Gators: I don’t like my gators, but they are nice to have when snow gets deeper than three inches. They’re heavy if not used, so I’m taking them and deciding once on location.

2015 John Muir Trail Survey Take/Leave Report:  A resource for gear decisions unique to the JMT. It can also inform decisions about backpacking in general. John Ladd and George Greely collect and compile this annual survey of JMT hikers asking two questions. “What type of item did you leave at home, that you would bring on the next similar trip? And why?” and “What type of item did you bring but would leave at home on the next similar trip? And why?” John Ladd provides a nice narrative at the beginning sharing general impressions from the survey results. The John Muir Trail Hiker Survey Facebook page provides updates on snow levels, etc. Good reading!

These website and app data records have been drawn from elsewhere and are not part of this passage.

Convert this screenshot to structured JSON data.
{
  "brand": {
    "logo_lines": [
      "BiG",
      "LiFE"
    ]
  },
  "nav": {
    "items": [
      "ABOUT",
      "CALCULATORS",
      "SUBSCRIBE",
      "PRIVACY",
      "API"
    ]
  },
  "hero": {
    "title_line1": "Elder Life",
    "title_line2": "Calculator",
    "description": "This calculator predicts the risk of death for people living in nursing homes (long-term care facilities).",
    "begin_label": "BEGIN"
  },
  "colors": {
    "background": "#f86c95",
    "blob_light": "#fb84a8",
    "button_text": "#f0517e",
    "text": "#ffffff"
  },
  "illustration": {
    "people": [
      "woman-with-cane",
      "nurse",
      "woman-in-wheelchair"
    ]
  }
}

Outdoor outfitters that I frequent on a regular basis: All good people here!

Pack Rat Outdoor Center in Fayetteville, Arkansas: This business began in a garage in the 1970s. They have a strong history of supporting trails of Arkansas! Owners Carolyn and Scott are charter members of the Ozark Highlands Trail Association and long-time trail volunteers. Employee owner and store manager, Rick Spicer, is a hardcore outdoorsman with great experience and knowledge.

Lewis and Clark Outfitters in Springdale, Arkansas

The Woodsman in Fort Smith, Arkansas

Ozark Outdoor in Little Rock

Bedford Camera and Video in Fort Smith and other towns in Arkansas: They’re not outfitters, but Bedford’s is my camera store due to the way they’ve stood behind their products.